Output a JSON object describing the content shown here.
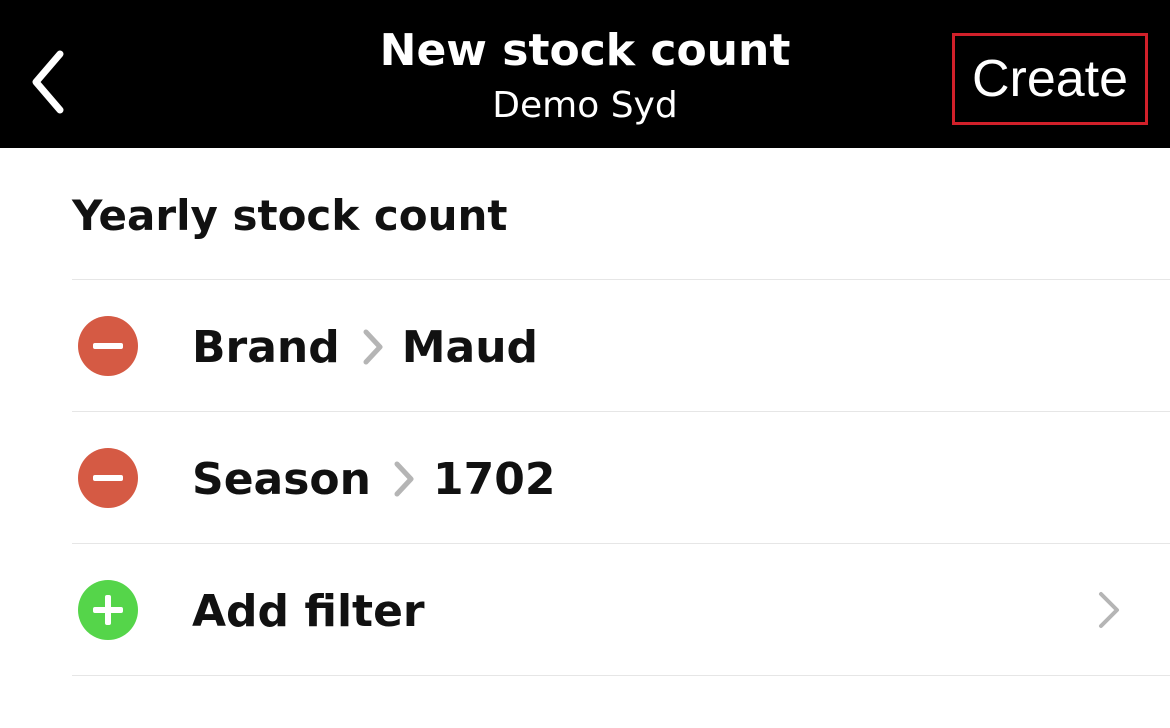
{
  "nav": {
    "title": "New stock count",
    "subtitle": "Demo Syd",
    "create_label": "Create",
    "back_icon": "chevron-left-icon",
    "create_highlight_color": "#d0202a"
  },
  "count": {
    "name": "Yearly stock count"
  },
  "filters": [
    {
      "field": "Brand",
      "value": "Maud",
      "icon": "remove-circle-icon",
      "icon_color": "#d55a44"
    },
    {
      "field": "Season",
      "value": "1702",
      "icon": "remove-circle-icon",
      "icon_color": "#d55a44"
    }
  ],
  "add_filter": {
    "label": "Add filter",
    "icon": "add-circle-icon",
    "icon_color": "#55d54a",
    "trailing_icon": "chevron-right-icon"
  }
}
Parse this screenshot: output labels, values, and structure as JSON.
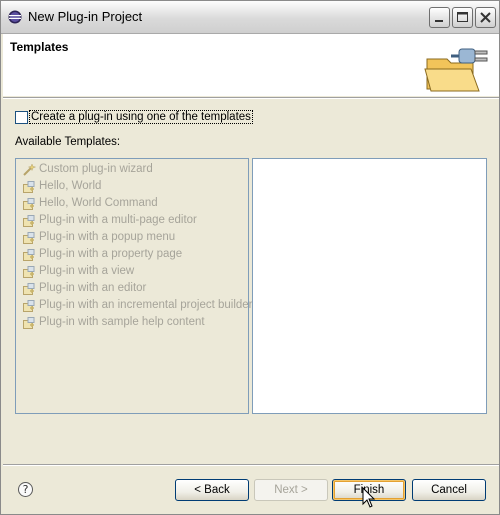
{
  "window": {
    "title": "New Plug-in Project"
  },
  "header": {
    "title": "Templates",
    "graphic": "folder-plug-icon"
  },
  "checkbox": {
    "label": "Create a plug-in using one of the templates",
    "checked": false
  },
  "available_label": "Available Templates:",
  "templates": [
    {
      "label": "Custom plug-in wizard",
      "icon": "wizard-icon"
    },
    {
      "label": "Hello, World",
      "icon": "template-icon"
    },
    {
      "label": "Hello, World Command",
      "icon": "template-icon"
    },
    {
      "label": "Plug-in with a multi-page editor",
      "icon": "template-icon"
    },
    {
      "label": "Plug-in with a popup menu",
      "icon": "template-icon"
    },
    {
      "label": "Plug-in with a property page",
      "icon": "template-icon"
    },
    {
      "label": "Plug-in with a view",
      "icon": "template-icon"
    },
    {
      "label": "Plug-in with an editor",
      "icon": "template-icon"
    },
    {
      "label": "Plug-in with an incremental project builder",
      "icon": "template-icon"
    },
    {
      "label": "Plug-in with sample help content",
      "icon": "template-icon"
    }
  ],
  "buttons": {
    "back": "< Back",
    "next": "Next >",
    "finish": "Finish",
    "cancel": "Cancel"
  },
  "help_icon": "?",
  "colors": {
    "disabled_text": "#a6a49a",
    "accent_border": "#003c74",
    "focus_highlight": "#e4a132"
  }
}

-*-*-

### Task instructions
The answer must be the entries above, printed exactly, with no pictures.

### Task response
Output a JSON object describing the content shown here.
{
  "nav": {
    "title": "New stock count",
    "subtitle": "Demo Syd",
    "create_label": "Create",
    "back_icon": "chevron-left-icon",
    "create_highlight_color": "#d0202a"
  },
  "count": {
    "name": "Yearly stock count"
  },
  "filters": [
    {
      "field": "Brand",
      "value": "Maud",
      "icon": "remove-circle-icon",
      "icon_color": "#d55a44"
    },
    {
      "field": "Season",
      "value": "1702",
      "icon": "remove-circle-icon",
      "icon_color": "#d55a44"
    }
  ],
  "add_filter": {
    "label": "Add filter",
    "icon": "add-circle-icon",
    "icon_color": "#55d54a",
    "trailing_icon": "chevron-right-icon"
  }
}
Parse this screenshot: output labels, values, and structure as JSON.
{
  "window": {
    "title": "New Plug-in Project"
  },
  "header": {
    "title": "Templates",
    "graphic": "folder-plug-icon"
  },
  "checkbox": {
    "label": "Create a plug-in using one of the templates",
    "checked": false
  },
  "available_label": "Available Templates:",
  "templates": [
    {
      "label": "Custom plug-in wizard",
      "icon": "wizard-icon"
    },
    {
      "label": "Hello, World",
      "icon": "template-icon"
    },
    {
      "label": "Hello, World Command",
      "icon": "template-icon"
    },
    {
      "label": "Plug-in with a multi-page editor",
      "icon": "template-icon"
    },
    {
      "label": "Plug-in with a popup menu",
      "icon": "template-icon"
    },
    {
      "label": "Plug-in with a property page",
      "icon": "template-icon"
    },
    {
      "label": "Plug-in with a view",
      "icon": "template-icon"
    },
    {
      "label": "Plug-in with an editor",
      "icon": "template-icon"
    },
    {
      "label": "Plug-in with an incremental project builder",
      "icon": "template-icon"
    },
    {
      "label": "Plug-in with sample help content",
      "icon": "template-icon"
    }
  ],
  "buttons": {
    "back": "< Back",
    "next": "Next >",
    "finish": "Finish",
    "cancel": "Cancel"
  },
  "help_icon": "?",
  "colors": {
    "disabled_text": "#a6a49a",
    "accent_border": "#003c74",
    "focus_highlight": "#e4a132"
  }
}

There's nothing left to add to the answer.